Stonepeak Kestrel Holdings III has applied for Federal Energy Regulatory Commission approval of its plans to buy the 161-megawatt natural gas- and oil-fired generator from AIM Development USA, according to a FERC filing released Thursday.
The sale would be the latest property flip performed by site owner American Iron and Metal since the Canadian scrap-metal recycler purchased the Verso site for $58 million in 2015. A $180 million Atlantic salmon farm and a Maine Maritime Academy adult-education annex are in the works at the site. Both developments are part of a reinvention of sorts in a town that suffered the loss of 570 jobs with the paper mill’s closure in 2014.
Stonepeak is a subsidiary of Stonepeak Infrastructure Partners, a private equity firm headquartered in New York City that invests in energy and utilities and managed more than $15 billion in capital as of June 2018.

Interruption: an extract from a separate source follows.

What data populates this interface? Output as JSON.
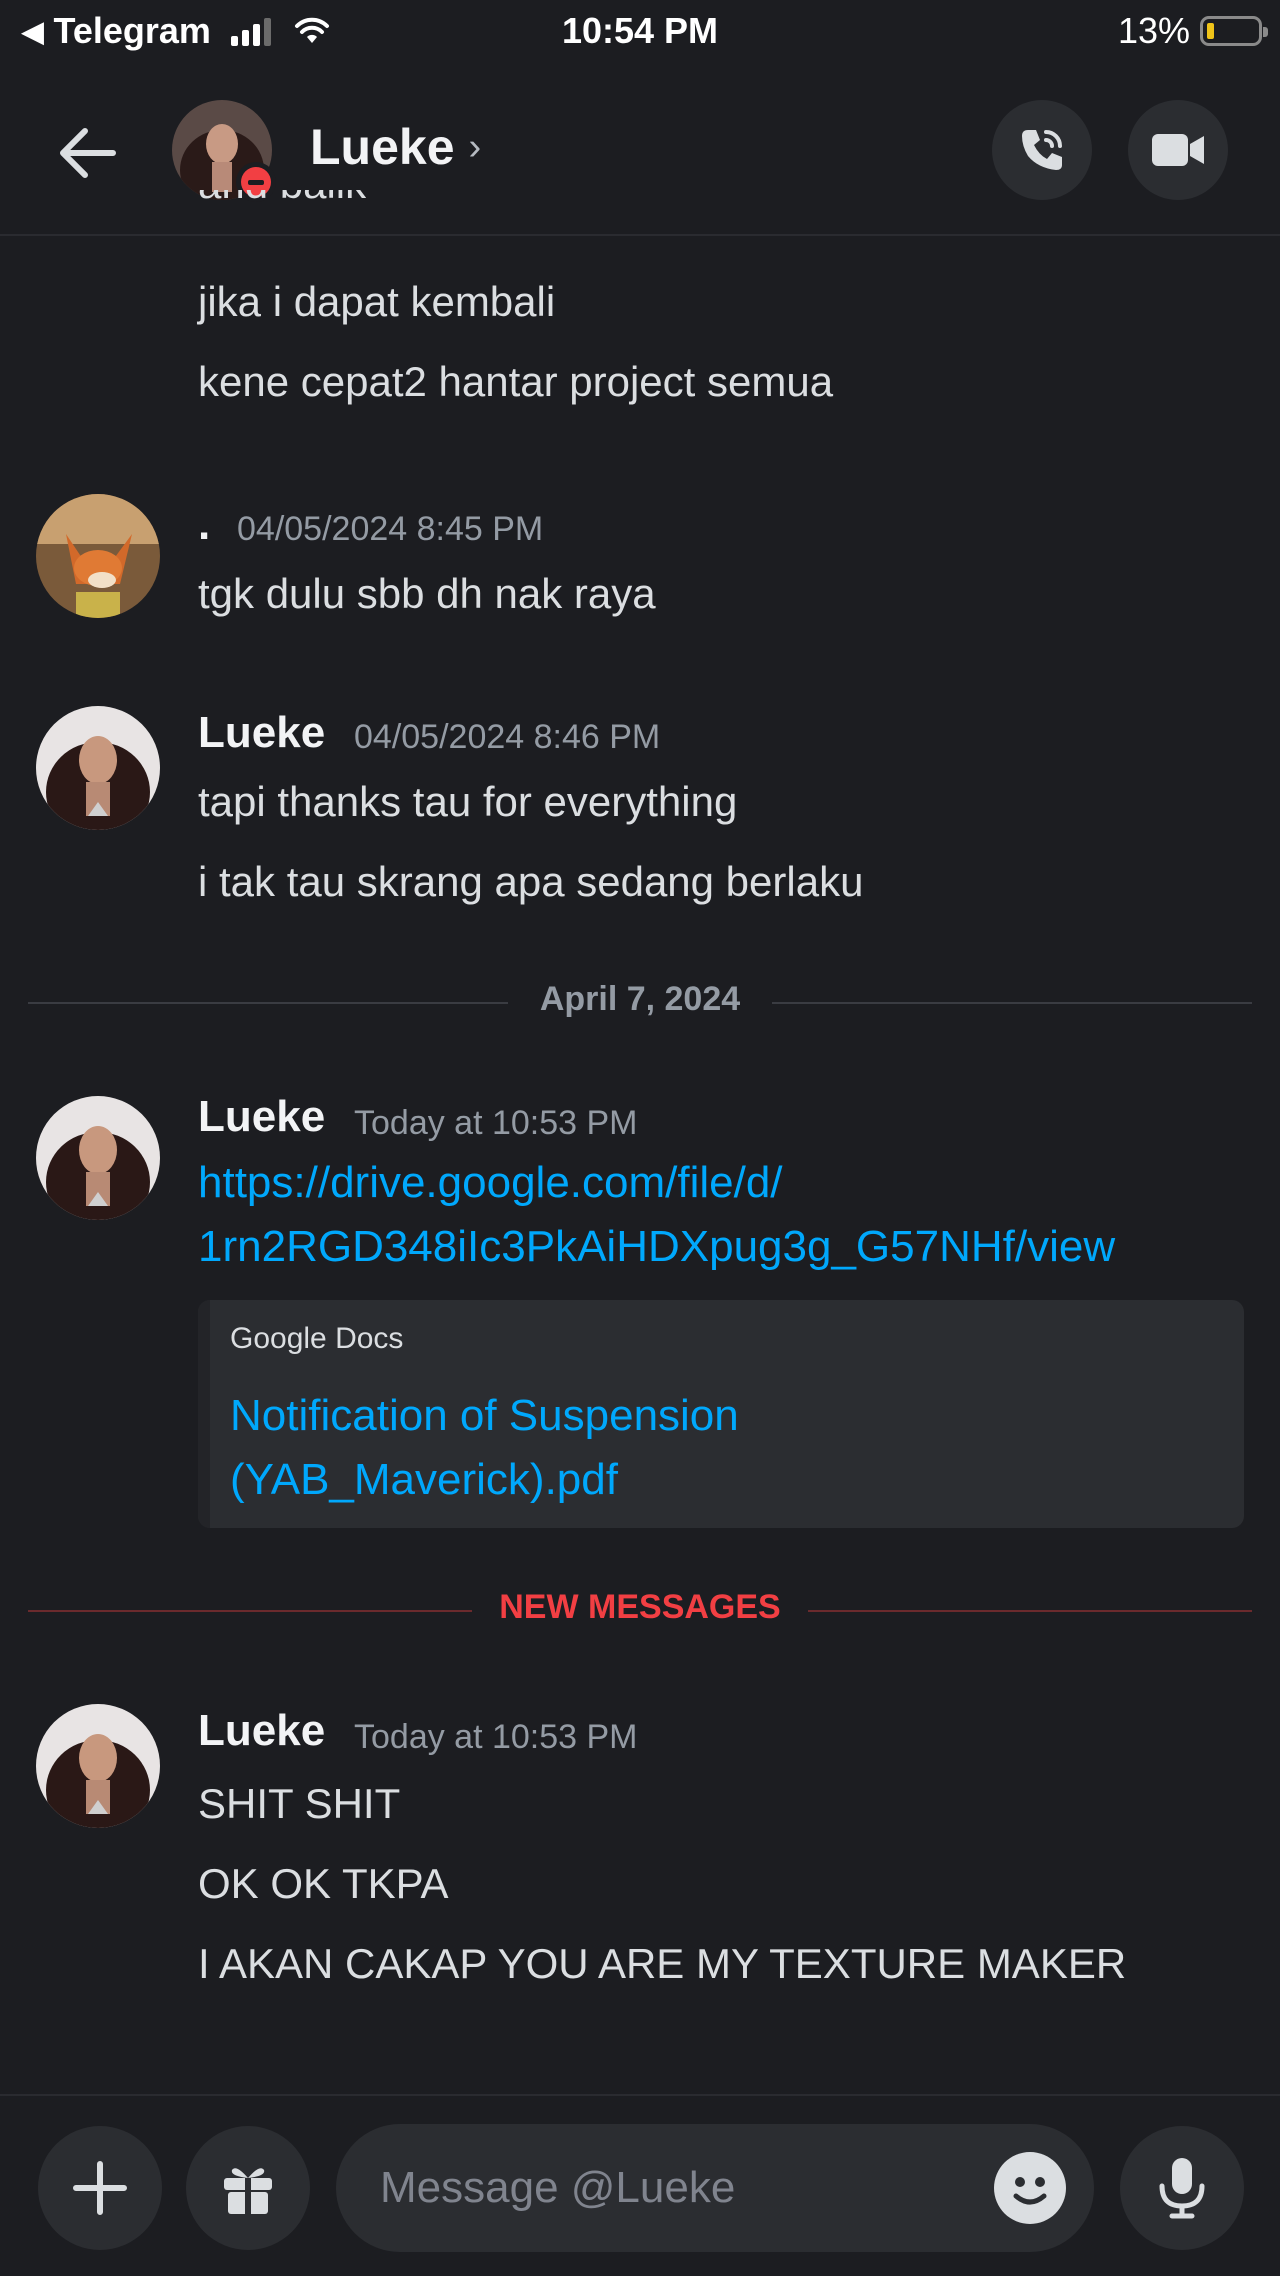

Town Manager Susan Lessard said she expected the public to see little external impact from a change in plant ownership. The plant will continue to supply electricity to the site and supplement the New England power grid in emergencies.
“AIM’s goal with its purchase of this site was the redevelopment of the site,” Lessard said. “I’m not sure that it ever saw itself as a long-term holder of the property.”
The power plant is “another asset on the property which they purchased, which they’ve invested a good deal of money in and which, now that it is part of the backup to the grid, is very salable,” Lessard added.
The assessed value of the power plant is $42 million, after the town agreed to reduce it from $60 million earlier this year. AIM, the town’s top taxpayer, employs 10 workers there, said Jeff McGlin, a vice president at AIM Development. He declined to comment further.
Among Stonepeak Kestrel Holdings’ most recent purchases are three natural gas- and oil-fired plants in Sandwich, Massachusetts, that it bought for $390 million in March 2018, according to news accounts.
One Stonepeak property listed in the FERC paperwork has some similarities to the Bucksport site. A 116-megawatt plant it owns in Rochester, New York, generates 98 percent of the electricity used by the Eastman Business Park complex — where Kodak started manufacturing film and photographic paper in 1891 — with the remaining 2 percent sold to wholesale energy markets in New York State.
AIM officials told Lessard on Wednesday that they hope to conclude the sale by Nov. 1. As part of the permit, AIM asked FERC to conclude the mandatory 45-day public comment period and issue an order approving the transaction by Nov. 18.
While the power plant is located on a 3.9-acre parcel, AIM is hoping to sell slightly more land as part of the transaction with Stonepeak by taking land from a nearby lot that it still owns.
The Bucksport Planning Board will review the map change in a special meeting on Oct. 29.